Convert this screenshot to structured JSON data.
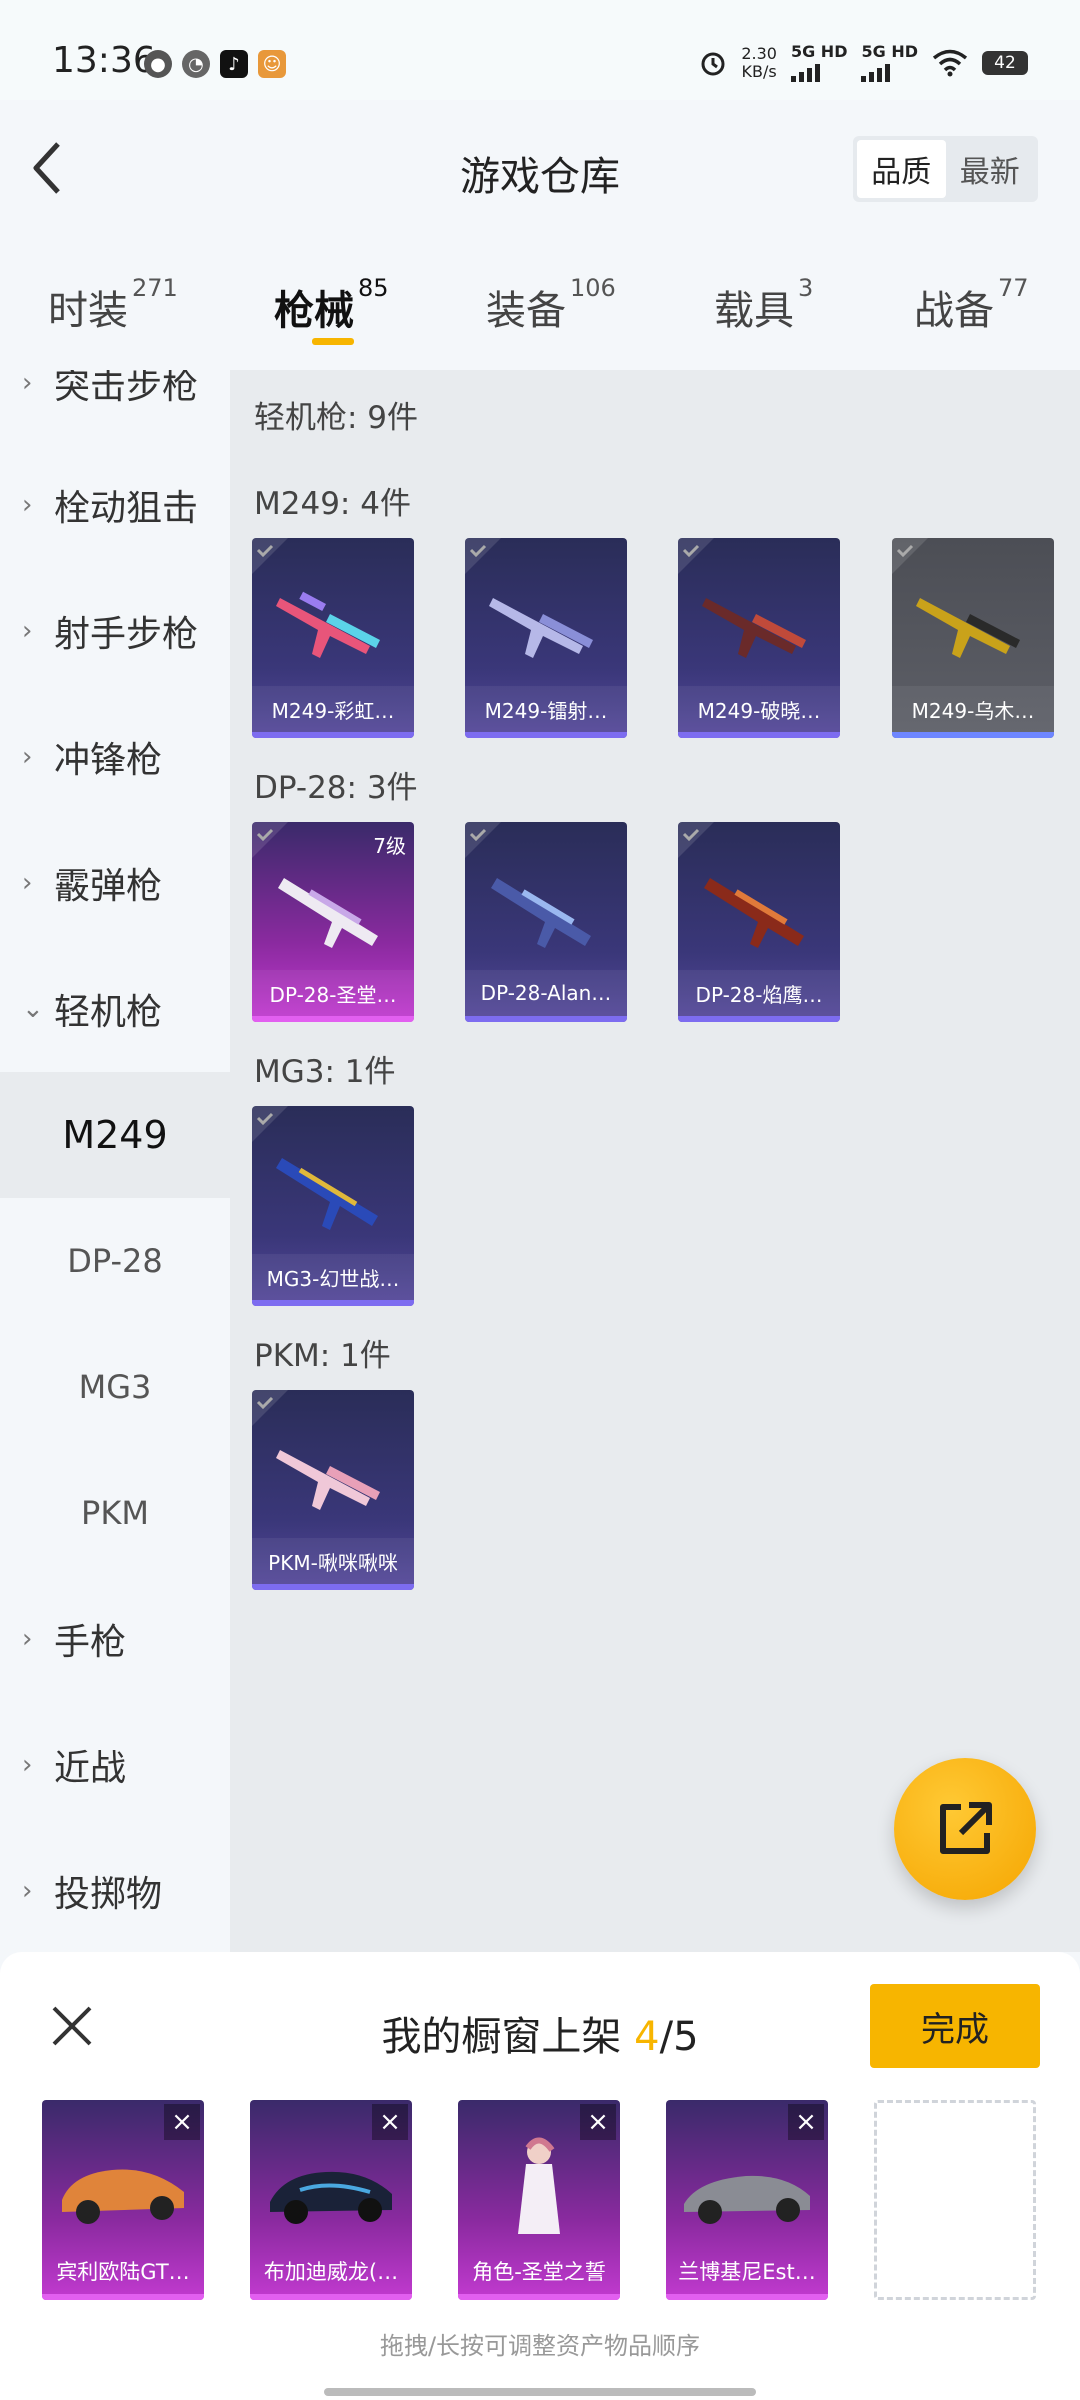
{
  "status_bar": {
    "time": "13:36",
    "speed_value": "2.30",
    "speed_unit": "KB/s",
    "net1": "5G HD",
    "net2": "5G HD",
    "battery": "42"
  },
  "header": {
    "title": "游戏仓库",
    "sort_options": [
      "品质",
      "最新"
    ],
    "active_sort": "品质"
  },
  "tabs": [
    {
      "label": "时装",
      "count": "271"
    },
    {
      "label": "枪械",
      "count": "85"
    },
    {
      "label": "装备",
      "count": "106"
    },
    {
      "label": "载具",
      "count": "3"
    },
    {
      "label": "战备",
      "count": "77"
    }
  ],
  "sidebar": {
    "categories": {
      "assault": "突击步枪",
      "bolt": "栓动狙击",
      "marksman": "射手步枪",
      "smg": "冲锋枪",
      "shotgun": "霰弹枪",
      "lmg": "轻机枪",
      "pistol": "手枪",
      "melee": "近战",
      "throwable": "投掷物"
    },
    "lmg_subitems": [
      "M249",
      "DP-28",
      "MG3",
      "PKM"
    ]
  },
  "content": {
    "category_title": "轻机枪: 9件",
    "sections": {
      "m249": {
        "title": "M249: 4件",
        "items": [
          "M249-彩虹…",
          "M249-镭射…",
          "M249-破晓…",
          "M249-乌木…"
        ]
      },
      "dp28": {
        "title": "DP-28: 3件",
        "items": [
          "DP-28-圣堂…",
          "DP-28-Alan…",
          "DP-28-焰鹰…"
        ],
        "level_badge": "7级"
      },
      "mg3": {
        "title": "MG3: 1件",
        "items": [
          "MG3-幻世战…"
        ]
      },
      "pkm": {
        "title": "PKM: 1件",
        "items": [
          "PKM-啾咪啾咪"
        ]
      }
    }
  },
  "panel": {
    "title_prefix": "我的橱窗上架",
    "count": "4",
    "total": "/5",
    "done_label": "完成",
    "slots": [
      "宾利欧陆GT…",
      "布加迪威龙(…",
      "角色-圣堂之誓",
      "兰博基尼Est…"
    ],
    "hint": "拖拽/长按可调整资产物品顺序"
  },
  "colors": {
    "accent": "#f7b500",
    "purple_card": "#3a3779",
    "pink_card": "#c23ad0"
  }
}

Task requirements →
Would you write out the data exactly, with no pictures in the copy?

Answer for the task →
Convert this screenshot to structured JSON data.
{
  "status_bar": {
    "time": "13:36",
    "speed_value": "2.30",
    "speed_unit": "KB/s",
    "net1": "5G HD",
    "net2": "5G HD",
    "battery": "42"
  },
  "header": {
    "title": "游戏仓库",
    "sort_options": [
      "品质",
      "最新"
    ],
    "active_sort": "品质"
  },
  "tabs": [
    {
      "label": "时装",
      "count": "271"
    },
    {
      "label": "枪械",
      "count": "85"
    },
    {
      "label": "装备",
      "count": "106"
    },
    {
      "label": "载具",
      "count": "3"
    },
    {
      "label": "战备",
      "count": "77"
    }
  ],
  "sidebar": {
    "categories": {
      "assault": "突击步枪",
      "bolt": "栓动狙击",
      "marksman": "射手步枪",
      "smg": "冲锋枪",
      "shotgun": "霰弹枪",
      "lmg": "轻机枪",
      "pistol": "手枪",
      "melee": "近战",
      "throwable": "投掷物"
    },
    "lmg_subitems": [
      "M249",
      "DP-28",
      "MG3",
      "PKM"
    ]
  },
  "content": {
    "category_title": "轻机枪: 9件",
    "sections": {
      "m249": {
        "title": "M249: 4件",
        "items": [
          "M249-彩虹…",
          "M249-镭射…",
          "M249-破晓…",
          "M249-乌木…"
        ]
      },
      "dp28": {
        "title": "DP-28: 3件",
        "items": [
          "DP-28-圣堂…",
          "DP-28-Alan…",
          "DP-28-焰鹰…"
        ],
        "level_badge": "7级"
      },
      "mg3": {
        "title": "MG3: 1件",
        "items": [
          "MG3-幻世战…"
        ]
      },
      "pkm": {
        "title": "PKM: 1件",
        "items": [
          "PKM-啾咪啾咪"
        ]
      }
    }
  },
  "panel": {
    "title_prefix": "我的橱窗上架",
    "count": "4",
    "total": "/5",
    "done_label": "完成",
    "slots": [
      "宾利欧陆GT…",
      "布加迪威龙(…",
      "角色-圣堂之誓",
      "兰博基尼Est…"
    ],
    "hint": "拖拽/长按可调整资产物品顺序"
  },
  "colors": {
    "accent": "#f7b500",
    "purple_card": "#3a3779",
    "pink_card": "#c23ad0"
  }
}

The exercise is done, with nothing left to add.